(HOW TO COMPLETE THIS TASK)
Return every line from the records below with the string "header".

[Items from an interface collection]

______

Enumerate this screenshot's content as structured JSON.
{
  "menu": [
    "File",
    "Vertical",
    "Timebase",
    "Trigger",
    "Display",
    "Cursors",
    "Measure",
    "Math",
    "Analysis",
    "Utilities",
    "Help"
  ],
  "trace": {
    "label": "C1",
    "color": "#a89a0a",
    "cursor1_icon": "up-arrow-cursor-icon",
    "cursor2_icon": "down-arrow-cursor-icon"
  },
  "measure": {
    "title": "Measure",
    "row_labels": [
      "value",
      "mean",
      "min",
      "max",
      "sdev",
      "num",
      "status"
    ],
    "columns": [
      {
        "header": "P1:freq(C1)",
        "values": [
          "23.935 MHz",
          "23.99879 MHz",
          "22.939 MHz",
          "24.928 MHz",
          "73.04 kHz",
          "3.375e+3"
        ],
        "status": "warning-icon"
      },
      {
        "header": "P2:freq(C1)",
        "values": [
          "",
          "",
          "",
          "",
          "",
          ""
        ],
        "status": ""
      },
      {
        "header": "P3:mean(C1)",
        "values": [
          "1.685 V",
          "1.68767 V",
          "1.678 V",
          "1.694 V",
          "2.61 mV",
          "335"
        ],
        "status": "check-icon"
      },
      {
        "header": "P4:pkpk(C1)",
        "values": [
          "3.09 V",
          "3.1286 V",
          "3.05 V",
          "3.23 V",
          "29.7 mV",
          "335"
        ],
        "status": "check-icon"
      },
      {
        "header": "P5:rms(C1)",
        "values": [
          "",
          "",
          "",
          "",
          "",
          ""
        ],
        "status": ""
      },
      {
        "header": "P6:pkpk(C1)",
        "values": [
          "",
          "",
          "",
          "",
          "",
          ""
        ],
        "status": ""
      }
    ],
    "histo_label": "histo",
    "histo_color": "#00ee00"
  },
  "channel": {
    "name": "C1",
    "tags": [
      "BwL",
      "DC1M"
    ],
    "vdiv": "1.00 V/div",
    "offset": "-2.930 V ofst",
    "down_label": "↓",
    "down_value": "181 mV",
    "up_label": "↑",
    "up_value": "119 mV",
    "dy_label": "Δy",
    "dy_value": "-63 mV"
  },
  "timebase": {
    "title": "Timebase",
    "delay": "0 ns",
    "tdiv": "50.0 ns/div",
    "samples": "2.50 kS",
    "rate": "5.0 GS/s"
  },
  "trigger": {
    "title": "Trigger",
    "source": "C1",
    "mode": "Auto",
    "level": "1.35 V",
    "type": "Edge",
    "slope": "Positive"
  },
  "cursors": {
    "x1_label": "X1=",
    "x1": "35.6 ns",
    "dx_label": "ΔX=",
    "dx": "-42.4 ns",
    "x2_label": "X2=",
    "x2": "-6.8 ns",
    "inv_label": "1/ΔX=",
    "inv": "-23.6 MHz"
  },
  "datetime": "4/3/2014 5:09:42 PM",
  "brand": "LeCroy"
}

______

(SOLUTION)
        "header": "P1:freq(C1)",
        "header": "P2:freq(C1)",
        "header": "P3:mean(C1)",
        "header": "P4:pkpk(C1)",
        "header": "P5:rms(C1)",
        "header": "P6:pkpk(C1)",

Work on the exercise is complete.